Jack Pearl

Jack Pearl, born Jack Perlman (October 29, 1894 – December 25, 1982), was a vaudeville performer and a star of early radio. He was best known for his character Baron Munchausen.[1]

Jack Pearl (right) and Cliff Hall in 1952

Vaudeville and early filmsEdit

Poster for Meet the Baron (1933)

Born in New York, Pearl debuted as an entertainer in School Days, Gus Edwards's vaudeville act.[2]

He made the transition from vaudeville to broadcasting when he introduced his character Baron Munchausen on The Ziegfeld Follies of the Air in 1932. His creation was loosely based on the Baron Munchausen literary character.

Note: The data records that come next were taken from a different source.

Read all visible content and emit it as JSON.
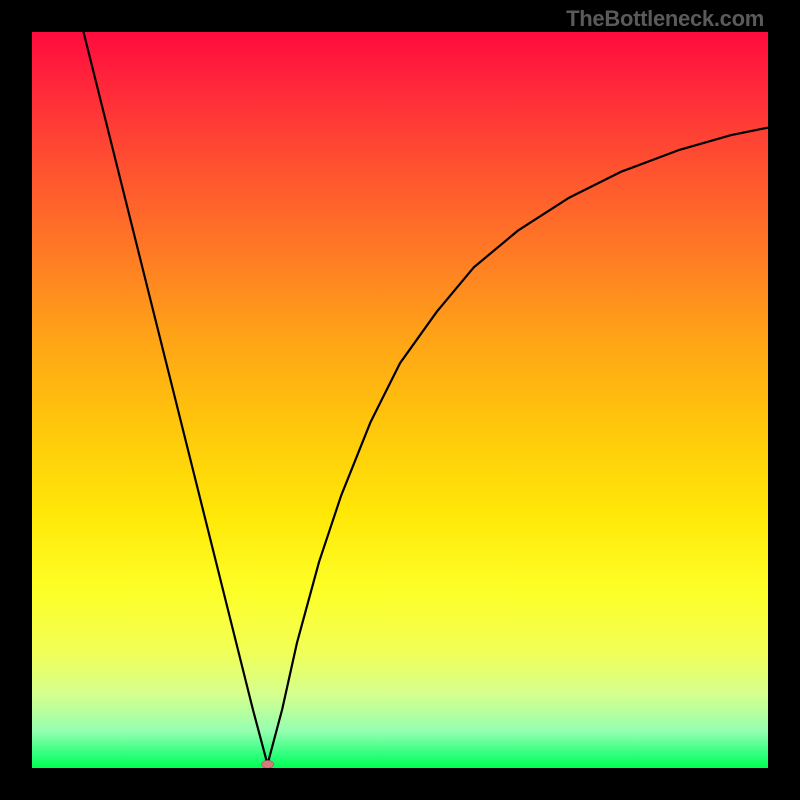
{
  "attribution": "TheBottleneck.com",
  "chart_data": {
    "type": "line",
    "title": "",
    "xlabel": "",
    "ylabel": "",
    "xlim": [
      0,
      100
    ],
    "ylim": [
      0,
      100
    ],
    "optimum_x": 32,
    "marker": {
      "x": 32,
      "y": 0.5,
      "color": "#d77a7c"
    },
    "curve_points": [
      {
        "x": 7,
        "y": 100
      },
      {
        "x": 10,
        "y": 88
      },
      {
        "x": 13,
        "y": 76
      },
      {
        "x": 16,
        "y": 64
      },
      {
        "x": 19,
        "y": 52
      },
      {
        "x": 22,
        "y": 40
      },
      {
        "x": 25,
        "y": 28
      },
      {
        "x": 28,
        "y": 16
      },
      {
        "x": 30,
        "y": 8
      },
      {
        "x": 32,
        "y": 0.5
      },
      {
        "x": 34,
        "y": 8
      },
      {
        "x": 36,
        "y": 17
      },
      {
        "x": 39,
        "y": 28
      },
      {
        "x": 42,
        "y": 37
      },
      {
        "x": 46,
        "y": 47
      },
      {
        "x": 50,
        "y": 55
      },
      {
        "x": 55,
        "y": 62
      },
      {
        "x": 60,
        "y": 68
      },
      {
        "x": 66,
        "y": 73
      },
      {
        "x": 73,
        "y": 77.5
      },
      {
        "x": 80,
        "y": 81
      },
      {
        "x": 88,
        "y": 84
      },
      {
        "x": 95,
        "y": 86
      },
      {
        "x": 100,
        "y": 87
      }
    ],
    "background_gradient": {
      "top": "#ff0b3e",
      "bottom": "#00ff50",
      "type": "heat-vertical"
    }
  }
}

As the Baron, Pearl would tell far-fetched stories with a comic German accent. When the straight man (originally Ben Bard, but later Cliff Hall) expressed skepticism, the Baron replied with his familiar tagline and punchline: "Vass you dere, Sharlie?" This catch phrase soon became part of the national lexicon.

Typical of the dialogue:

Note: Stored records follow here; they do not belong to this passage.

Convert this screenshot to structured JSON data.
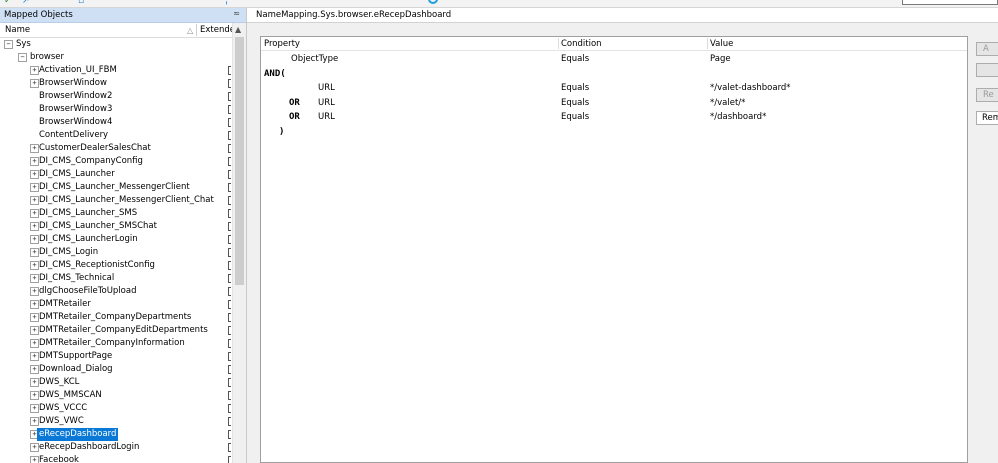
{
  "left_panel": {
    "title": "Mapped Objects",
    "col_name": "Name",
    "col_extended": "Extende",
    "tree": [
      {
        "label": "Sys",
        "depth": 0,
        "expander": "−"
      },
      {
        "label": "browser",
        "depth": 1,
        "expander": "−"
      },
      {
        "label": "Activation_UI_FBM",
        "depth": 2,
        "expander": "+"
      },
      {
        "label": "BrowserWindow",
        "depth": 2,
        "expander": "+"
      },
      {
        "label": "BrowserWindow2",
        "depth": 2,
        "expander": ""
      },
      {
        "label": "BrowserWindow3",
        "depth": 2,
        "expander": ""
      },
      {
        "label": "BrowserWindow4",
        "depth": 2,
        "expander": ""
      },
      {
        "label": "ContentDelivery",
        "depth": 2,
        "expander": ""
      },
      {
        "label": "CustomerDealerSalesChat",
        "depth": 2,
        "expander": "+"
      },
      {
        "label": "DI_CMS_CompanyConfig",
        "depth": 2,
        "expander": "+"
      },
      {
        "label": "DI_CMS_Launcher",
        "depth": 2,
        "expander": "+"
      },
      {
        "label": "DI_CMS_Launcher_MessengerClient",
        "depth": 2,
        "expander": "+"
      },
      {
        "label": "DI_CMS_Launcher_MessengerClient_Chat",
        "depth": 2,
        "expander": "+"
      },
      {
        "label": "DI_CMS_Launcher_SMS",
        "depth": 2,
        "expander": "+"
      },
      {
        "label": "DI_CMS_Launcher_SMSChat",
        "depth": 2,
        "expander": "+"
      },
      {
        "label": "DI_CMS_LauncherLogin",
        "depth": 2,
        "expander": "+"
      },
      {
        "label": "DI_CMS_Login",
        "depth": 2,
        "expander": "+"
      },
      {
        "label": "DI_CMS_ReceptionistConfig",
        "depth": 2,
        "expander": "+"
      },
      {
        "label": "DI_CMS_Technical",
        "depth": 2,
        "expander": "+"
      },
      {
        "label": "dlgChooseFileToUpload",
        "depth": 2,
        "expander": "+"
      },
      {
        "label": "DMTRetailer",
        "depth": 2,
        "expander": "+"
      },
      {
        "label": "DMTRetailer_CompanyDepartments",
        "depth": 2,
        "expander": "+"
      },
      {
        "label": "DMTRetailer_CompanyEditDepartments",
        "depth": 2,
        "expander": "+"
      },
      {
        "label": "DMTRetailer_CompanyInformation",
        "depth": 2,
        "expander": "+"
      },
      {
        "label": "DMTSupportPage",
        "depth": 2,
        "expander": "+"
      },
      {
        "label": "Download_Dialog",
        "depth": 2,
        "expander": "+"
      },
      {
        "label": "DWS_KCL",
        "depth": 2,
        "expander": "+"
      },
      {
        "label": "DWS_MMSCAN",
        "depth": 2,
        "expander": "+"
      },
      {
        "label": "DWS_VCCC",
        "depth": 2,
        "expander": "+"
      },
      {
        "label": "DWS_VWC",
        "depth": 2,
        "expander": "+"
      },
      {
        "label": "eRecepDashboard",
        "depth": 2,
        "expander": "+",
        "selected": true
      },
      {
        "label": "eRecepDashboardLogin",
        "depth": 2,
        "expander": "+"
      },
      {
        "label": "Facebook",
        "depth": 2,
        "expander": "+"
      }
    ]
  },
  "right_panel": {
    "header": "NameMapping.Sys.browser.eRecepDashboard",
    "columns": {
      "property": "Property",
      "condition": "Condition",
      "value": "Value"
    },
    "rows": [
      {
        "op": "",
        "property": "ObjectType",
        "indent": 27,
        "condition": "Equals",
        "value": "Page"
      },
      {
        "op": "AND(",
        "property": "",
        "indent": 0,
        "condition": "",
        "value": ""
      },
      {
        "op": "",
        "property": "URL",
        "indent": 54,
        "condition": "Equals",
        "value": "*/valet-dashboard*"
      },
      {
        "op": "OR",
        "property": "URL",
        "indent": 54,
        "condition": "Equals",
        "value": "*/valet/*"
      },
      {
        "op": "OR",
        "property": "URL",
        "indent": 54,
        "condition": "Equals",
        "value": "*/dashboard*"
      },
      {
        "op": ")",
        "property": "",
        "indent": 0,
        "condition": "",
        "value": ""
      }
    ],
    "buttons": [
      "A",
      "",
      "Re",
      "Rem"
    ]
  },
  "colors": {
    "selection": "#0a78d7",
    "panel_title": "#cfe0f4"
  }
}
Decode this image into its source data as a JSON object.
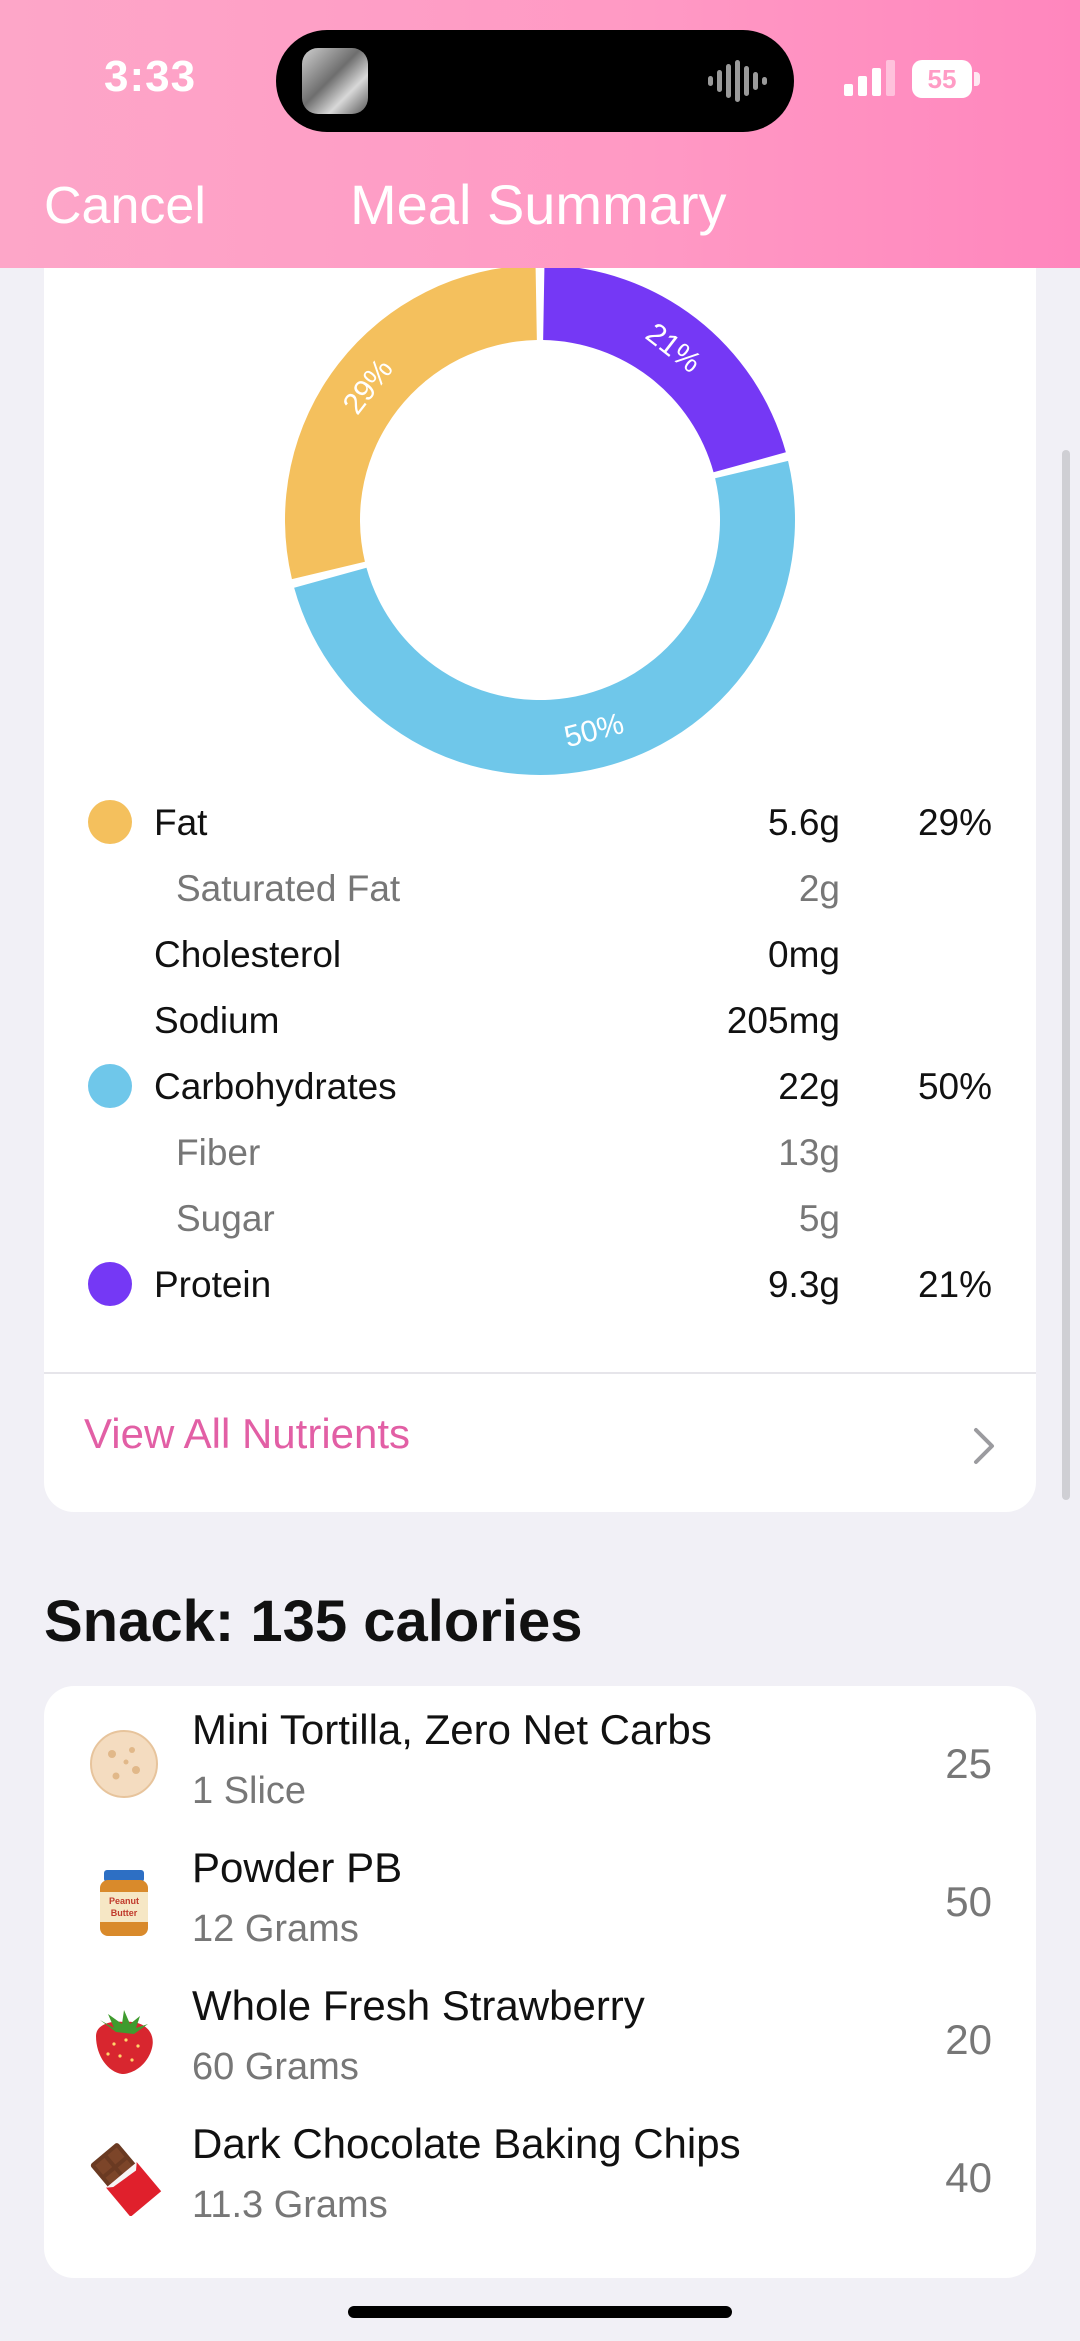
{
  "status_bar": {
    "time": "3:33",
    "battery": "55"
  },
  "nav": {
    "cancel_label": "Cancel",
    "title": "Meal Summary"
  },
  "chart_data": {
    "type": "pie",
    "donut": true,
    "slices": [
      {
        "label": "Protein",
        "value": 21,
        "display": "21%",
        "color": "#7538f5"
      },
      {
        "label": "Carbohydrates",
        "value": 50,
        "display": "50%",
        "color": "#6fc7ea"
      },
      {
        "label": "Fat",
        "value": 29,
        "display": "29%",
        "color": "#f4c05d"
      }
    ]
  },
  "nutrients": [
    {
      "name": "Fat",
      "amount": "5.6g",
      "percent": "29%",
      "color": "#f4c05d",
      "sub": false
    },
    {
      "name": "Saturated Fat",
      "amount": "2g",
      "percent": "",
      "color": "",
      "sub": true
    },
    {
      "name": "Cholesterol",
      "amount": "0mg",
      "percent": "",
      "color": "",
      "sub": false
    },
    {
      "name": "Sodium",
      "amount": "205mg",
      "percent": "",
      "color": "",
      "sub": false
    },
    {
      "name": "Carbohydrates",
      "amount": "22g",
      "percent": "50%",
      "color": "#6fc7ea",
      "sub": false
    },
    {
      "name": "Fiber",
      "amount": "13g",
      "percent": "",
      "color": "",
      "sub": true
    },
    {
      "name": "Sugar",
      "amount": "5g",
      "percent": "",
      "color": "",
      "sub": true
    },
    {
      "name": "Protein",
      "amount": "9.3g",
      "percent": "21%",
      "color": "#7538f5",
      "sub": false
    }
  ],
  "view_all_label": "View All Nutrients",
  "snack": {
    "heading": "Snack: 135 calories",
    "items": [
      {
        "name": "Mini Tortilla, Zero Net Carbs",
        "amount": "1 Slice",
        "calories": "25",
        "icon": "tortilla-icon"
      },
      {
        "name": "Powder PB",
        "amount": "12 Grams",
        "calories": "50",
        "icon": "peanut-butter-jar-icon",
        "icon_text": "Peanut Butter"
      },
      {
        "name": "Whole Fresh Strawberry",
        "amount": "60 Grams",
        "calories": "20",
        "icon": "strawberry-icon"
      },
      {
        "name": "Dark Chocolate Baking Chips",
        "amount": "11.3 Grams",
        "calories": "40",
        "icon": "chocolate-bar-icon"
      }
    ]
  },
  "colors": {
    "header_pink": "#ff99c4",
    "accent_link": "#e25fa5"
  }
}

Hall: You seem to be effervescent tonight.
Munchausen: Haff you effer seen me ven I effer vasn't?

Pearl played this character and others in Broadway musical revues of the 1920s and 1930s: The Dancing Girl (1923), Topics of 1923 (1923–1924), A Night in Paris (1926), Artists and Models (1927–1928), Pleasure Bound (1929), International Review (1930), Ziegfeld Follies of 1931, Pardon My English (1933) and All for All (1943).[3]

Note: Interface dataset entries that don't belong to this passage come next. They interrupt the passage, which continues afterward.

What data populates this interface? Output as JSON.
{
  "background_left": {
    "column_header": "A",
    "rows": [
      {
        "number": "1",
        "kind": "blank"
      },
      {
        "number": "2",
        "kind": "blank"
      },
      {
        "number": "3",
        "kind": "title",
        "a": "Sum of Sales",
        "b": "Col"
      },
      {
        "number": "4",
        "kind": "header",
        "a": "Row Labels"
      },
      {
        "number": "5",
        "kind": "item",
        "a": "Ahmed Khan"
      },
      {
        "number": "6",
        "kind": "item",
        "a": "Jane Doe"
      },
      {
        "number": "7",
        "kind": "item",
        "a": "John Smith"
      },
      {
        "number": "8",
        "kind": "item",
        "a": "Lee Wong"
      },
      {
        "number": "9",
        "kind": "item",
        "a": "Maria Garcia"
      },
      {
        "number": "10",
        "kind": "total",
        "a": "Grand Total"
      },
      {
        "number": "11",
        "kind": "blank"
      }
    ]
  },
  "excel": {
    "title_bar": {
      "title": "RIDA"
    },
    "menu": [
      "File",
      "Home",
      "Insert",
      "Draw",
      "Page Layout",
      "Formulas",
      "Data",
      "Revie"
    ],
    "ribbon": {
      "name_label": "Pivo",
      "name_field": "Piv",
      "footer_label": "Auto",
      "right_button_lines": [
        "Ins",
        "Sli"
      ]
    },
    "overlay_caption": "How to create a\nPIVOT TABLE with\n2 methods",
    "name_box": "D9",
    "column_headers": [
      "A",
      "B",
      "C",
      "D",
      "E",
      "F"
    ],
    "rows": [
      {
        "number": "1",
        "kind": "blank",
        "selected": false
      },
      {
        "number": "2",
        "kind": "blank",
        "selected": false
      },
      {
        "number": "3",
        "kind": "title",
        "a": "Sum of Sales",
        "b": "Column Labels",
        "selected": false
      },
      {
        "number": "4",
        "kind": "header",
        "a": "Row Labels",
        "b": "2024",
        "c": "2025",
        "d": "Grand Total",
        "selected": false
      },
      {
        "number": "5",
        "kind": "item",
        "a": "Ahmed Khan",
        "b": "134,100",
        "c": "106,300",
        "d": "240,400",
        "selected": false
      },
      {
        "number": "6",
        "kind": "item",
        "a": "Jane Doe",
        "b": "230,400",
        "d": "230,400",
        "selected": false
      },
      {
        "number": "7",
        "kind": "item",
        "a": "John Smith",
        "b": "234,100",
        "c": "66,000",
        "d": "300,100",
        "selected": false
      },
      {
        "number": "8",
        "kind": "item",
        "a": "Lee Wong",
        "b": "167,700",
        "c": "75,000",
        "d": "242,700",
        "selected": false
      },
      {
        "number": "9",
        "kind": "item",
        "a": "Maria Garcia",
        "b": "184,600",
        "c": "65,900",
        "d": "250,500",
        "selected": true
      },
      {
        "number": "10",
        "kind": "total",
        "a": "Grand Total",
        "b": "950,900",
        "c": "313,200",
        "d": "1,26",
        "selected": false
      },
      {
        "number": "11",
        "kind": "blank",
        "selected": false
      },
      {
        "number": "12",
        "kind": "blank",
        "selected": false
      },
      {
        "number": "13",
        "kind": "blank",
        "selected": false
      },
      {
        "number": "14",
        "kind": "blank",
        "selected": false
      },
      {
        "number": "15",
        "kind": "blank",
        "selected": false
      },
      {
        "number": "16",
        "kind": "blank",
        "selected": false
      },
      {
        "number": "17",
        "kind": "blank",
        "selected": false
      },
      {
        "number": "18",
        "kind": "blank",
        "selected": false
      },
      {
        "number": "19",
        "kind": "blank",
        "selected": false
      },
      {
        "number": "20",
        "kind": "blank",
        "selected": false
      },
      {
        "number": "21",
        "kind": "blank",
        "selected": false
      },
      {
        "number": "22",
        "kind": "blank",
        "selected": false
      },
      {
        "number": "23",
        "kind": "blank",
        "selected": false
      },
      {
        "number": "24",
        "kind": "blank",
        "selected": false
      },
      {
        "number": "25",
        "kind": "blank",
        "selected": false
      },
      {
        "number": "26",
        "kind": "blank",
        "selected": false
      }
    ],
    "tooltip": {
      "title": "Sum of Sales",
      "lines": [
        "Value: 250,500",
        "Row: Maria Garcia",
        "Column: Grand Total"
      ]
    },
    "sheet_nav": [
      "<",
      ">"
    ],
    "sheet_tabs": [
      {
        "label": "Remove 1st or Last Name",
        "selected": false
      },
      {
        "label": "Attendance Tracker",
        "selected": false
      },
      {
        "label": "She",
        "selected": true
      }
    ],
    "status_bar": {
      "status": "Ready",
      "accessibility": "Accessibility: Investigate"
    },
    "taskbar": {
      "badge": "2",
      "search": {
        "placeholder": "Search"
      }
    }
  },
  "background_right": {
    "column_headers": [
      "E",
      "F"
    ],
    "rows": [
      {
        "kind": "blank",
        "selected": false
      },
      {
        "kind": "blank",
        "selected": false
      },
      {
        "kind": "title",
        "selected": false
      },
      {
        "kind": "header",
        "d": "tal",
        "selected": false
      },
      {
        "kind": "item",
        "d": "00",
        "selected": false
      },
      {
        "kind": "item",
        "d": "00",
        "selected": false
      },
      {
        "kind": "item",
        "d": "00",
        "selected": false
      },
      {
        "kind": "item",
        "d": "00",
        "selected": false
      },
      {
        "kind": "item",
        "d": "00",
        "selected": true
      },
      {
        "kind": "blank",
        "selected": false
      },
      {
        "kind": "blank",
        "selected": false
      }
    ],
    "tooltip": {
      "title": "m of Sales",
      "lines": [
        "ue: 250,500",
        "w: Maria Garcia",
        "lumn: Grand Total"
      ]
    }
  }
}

In 1923, Pearl and Wilkie Bard appeared in early tests of the Lee DeForest sound-on-film process Phonofilm which are now in the UCLA Film and Television Archive.


Jack Pearl's 1934 book based on his radio scripts

Pearl's radio career included stints as the host of The Lucky Strike Hour (1932–34) and The Jack Pearl Show,[4]:170 which ran from late 1936 through early 1937, sponsored by Raleigh and Kool Cigarettes.[5]

The success of his first radio series brought him to the attention of Metro-Goldwyn-Mayer. He starred as his character in one feature film, Meet the Baron (1933)[2] with Jimmy Durante, Edna May Oliver, ZaSu Pitts and the Three Stooges. He also appears in Ben Bard and Jack Pearl (1926), a film of their vaudeville act made in the DeForest Phonofilm sound-on-film process, and Hollywood Party (1934).

With the cancellation of his second radio series, Pearl found himself struggling to find work. He continued in radio with shows like, Jack and Cliff (1948),[4]:166-167 The Pet Milk Show (1950),[4]:269 and The Baron and the Bee (1952), a quiz show,[4] but he never recaptured his mid-1930s fame.

In 1934, a juvenile novel, Jack Pearl as Detective Baron Munchausen, was based on his radio scripts. On February 8, 1960, he received a star at 1680 Vine Street on the Hollywood Walk of Fame for his radio work.[6] Pearl died in New York in 1982.

He was an uncle to the agent and producer Bernie Brillstein.[7]

Personal lifeEdit

Pearl was married to Winifred Desborough.[8]


Year Title Role Notes
1927 Two Flaming Youths Pearl
1933 Meet the Baron The Famous Baron Munchausen of the Air
1934 Hollywood Party Baron Munchausen

Listen toEdit


  1. ^ Rayno, Don (2003). Paul Whiteman: Pioneer in American Music. Rowman & Littlefield. p. 365. ISBN 9780810882041. Retrieved 7 July 2018.
  2. ^ a b Erickson, Hal (2014). From Radio to the Big Screen: Hollywood Films Featuring Broadcast Personalities and Programs. McFarland. pp. 50–53. ISBN 9781476615585. Retrieved 7 July 2018.
  3. ^ "Jack Pearl". Internet Broadway Database. The Broadway League. Archived from the original on 7 July 2018. Retrieved 7 July 2018.
  4. ^ a b c d Terrace, Vincent (1999). Radio Programs, 1924-1984: A Catalog of More Than 1800 Shows. McFarland & Company, Inc. p. 33. ISBN 978-0-7864-4513-4.
  5. ^ "The Jack Pearl Show". OTRRpedia. Retrieved 6 April 2011.
  6. ^ "Jack Pearl". Hollywood Walk of Fame. Archived from the original on 7 July 2018. Retrieved 7 July 2018.
  7. ^ Frank Rose, The Agency: William Morris and the Hidden History of Show Business, 1995, New York: Harper, p. 261.
  8. ^ Albert, Dora (March 7, 1937). "Why Jack Pearl Came Back". Detroit Free Press. Michigan, Detroit. p. 100. Retrieved July 6, 2018 – via Newspapers.com.  

External linksEdit